___ DATA EXTRACT
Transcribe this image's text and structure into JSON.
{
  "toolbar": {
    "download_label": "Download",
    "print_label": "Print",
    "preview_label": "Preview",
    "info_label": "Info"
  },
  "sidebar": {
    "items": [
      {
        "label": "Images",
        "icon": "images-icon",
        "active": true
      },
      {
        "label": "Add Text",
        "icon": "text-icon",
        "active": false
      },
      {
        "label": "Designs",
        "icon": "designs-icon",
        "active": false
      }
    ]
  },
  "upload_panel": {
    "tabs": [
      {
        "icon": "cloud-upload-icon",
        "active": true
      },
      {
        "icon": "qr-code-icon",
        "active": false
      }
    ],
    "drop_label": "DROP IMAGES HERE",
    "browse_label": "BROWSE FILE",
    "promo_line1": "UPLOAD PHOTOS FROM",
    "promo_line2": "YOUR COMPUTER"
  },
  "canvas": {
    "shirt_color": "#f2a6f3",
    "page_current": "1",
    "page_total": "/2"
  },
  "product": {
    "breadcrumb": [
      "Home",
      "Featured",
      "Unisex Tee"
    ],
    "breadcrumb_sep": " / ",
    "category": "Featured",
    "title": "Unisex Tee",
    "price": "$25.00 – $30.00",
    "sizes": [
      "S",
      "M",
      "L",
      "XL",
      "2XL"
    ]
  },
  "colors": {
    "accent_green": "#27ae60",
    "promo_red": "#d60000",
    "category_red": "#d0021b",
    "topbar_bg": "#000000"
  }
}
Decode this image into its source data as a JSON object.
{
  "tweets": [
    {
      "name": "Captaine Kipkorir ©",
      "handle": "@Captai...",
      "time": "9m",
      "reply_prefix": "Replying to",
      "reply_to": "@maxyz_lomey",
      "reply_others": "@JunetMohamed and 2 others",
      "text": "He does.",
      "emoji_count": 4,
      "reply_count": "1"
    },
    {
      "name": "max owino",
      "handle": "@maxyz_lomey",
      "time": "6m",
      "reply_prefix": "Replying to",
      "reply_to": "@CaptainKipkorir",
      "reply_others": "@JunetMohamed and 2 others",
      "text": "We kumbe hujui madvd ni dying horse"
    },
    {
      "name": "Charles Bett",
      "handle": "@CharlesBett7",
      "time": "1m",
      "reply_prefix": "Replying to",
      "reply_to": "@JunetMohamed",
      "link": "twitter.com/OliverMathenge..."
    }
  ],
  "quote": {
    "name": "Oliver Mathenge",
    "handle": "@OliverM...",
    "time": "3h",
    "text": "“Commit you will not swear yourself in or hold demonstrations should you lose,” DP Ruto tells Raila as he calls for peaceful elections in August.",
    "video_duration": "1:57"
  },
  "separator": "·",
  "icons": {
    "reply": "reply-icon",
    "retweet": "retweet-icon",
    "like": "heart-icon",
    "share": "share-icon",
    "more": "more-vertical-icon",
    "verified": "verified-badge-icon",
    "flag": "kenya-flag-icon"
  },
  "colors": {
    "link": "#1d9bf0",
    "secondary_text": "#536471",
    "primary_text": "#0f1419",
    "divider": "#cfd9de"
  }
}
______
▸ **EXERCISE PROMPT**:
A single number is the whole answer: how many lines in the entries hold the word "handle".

▸ **SOLVED PROBLEM**:
4